Task goal: Reduce the material below to its lines containing "learn".

Raw data:
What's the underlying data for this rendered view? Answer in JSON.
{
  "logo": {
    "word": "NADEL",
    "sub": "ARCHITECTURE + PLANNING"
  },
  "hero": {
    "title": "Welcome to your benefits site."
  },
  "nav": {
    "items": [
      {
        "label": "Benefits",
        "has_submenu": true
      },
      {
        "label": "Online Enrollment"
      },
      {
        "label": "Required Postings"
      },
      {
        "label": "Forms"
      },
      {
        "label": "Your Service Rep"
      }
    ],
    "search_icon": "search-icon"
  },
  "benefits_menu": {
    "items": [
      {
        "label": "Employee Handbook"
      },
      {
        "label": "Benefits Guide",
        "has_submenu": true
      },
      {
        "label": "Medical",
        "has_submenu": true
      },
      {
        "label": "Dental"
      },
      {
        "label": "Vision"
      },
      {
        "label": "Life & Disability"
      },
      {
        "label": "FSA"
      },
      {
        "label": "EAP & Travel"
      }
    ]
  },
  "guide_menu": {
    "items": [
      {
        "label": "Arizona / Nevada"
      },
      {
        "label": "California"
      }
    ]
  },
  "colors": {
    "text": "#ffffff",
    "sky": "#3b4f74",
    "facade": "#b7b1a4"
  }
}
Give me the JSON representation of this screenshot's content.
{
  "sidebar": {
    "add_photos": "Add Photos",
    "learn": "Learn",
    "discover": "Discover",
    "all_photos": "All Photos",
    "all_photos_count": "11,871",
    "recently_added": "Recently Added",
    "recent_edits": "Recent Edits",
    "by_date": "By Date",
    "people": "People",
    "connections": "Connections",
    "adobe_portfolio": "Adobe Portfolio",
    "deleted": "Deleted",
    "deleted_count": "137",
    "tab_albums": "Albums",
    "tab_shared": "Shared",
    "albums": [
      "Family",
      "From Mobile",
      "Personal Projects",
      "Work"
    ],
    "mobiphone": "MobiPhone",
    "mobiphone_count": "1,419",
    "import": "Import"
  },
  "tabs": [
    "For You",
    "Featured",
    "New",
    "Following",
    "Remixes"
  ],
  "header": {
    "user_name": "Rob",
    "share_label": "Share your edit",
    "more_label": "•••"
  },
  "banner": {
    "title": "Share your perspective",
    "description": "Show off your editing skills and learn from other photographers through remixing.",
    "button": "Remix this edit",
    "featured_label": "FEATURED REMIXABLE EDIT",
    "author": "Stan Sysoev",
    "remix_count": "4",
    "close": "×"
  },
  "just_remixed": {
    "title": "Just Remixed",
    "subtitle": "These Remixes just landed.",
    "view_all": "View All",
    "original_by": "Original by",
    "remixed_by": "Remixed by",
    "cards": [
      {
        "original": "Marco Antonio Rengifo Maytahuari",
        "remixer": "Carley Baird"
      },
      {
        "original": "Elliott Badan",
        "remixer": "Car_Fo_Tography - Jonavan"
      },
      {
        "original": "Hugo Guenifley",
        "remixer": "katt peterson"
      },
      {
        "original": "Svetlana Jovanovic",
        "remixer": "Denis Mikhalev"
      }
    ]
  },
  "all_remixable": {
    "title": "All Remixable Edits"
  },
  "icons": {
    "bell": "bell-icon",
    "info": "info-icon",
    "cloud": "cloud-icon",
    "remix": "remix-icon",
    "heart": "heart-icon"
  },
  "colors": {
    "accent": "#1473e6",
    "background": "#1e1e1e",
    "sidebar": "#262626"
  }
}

Solution for this exercise:
    "learn": "Learn",
    "description": "Show off your editing skills and learn from other photographers through remixing.",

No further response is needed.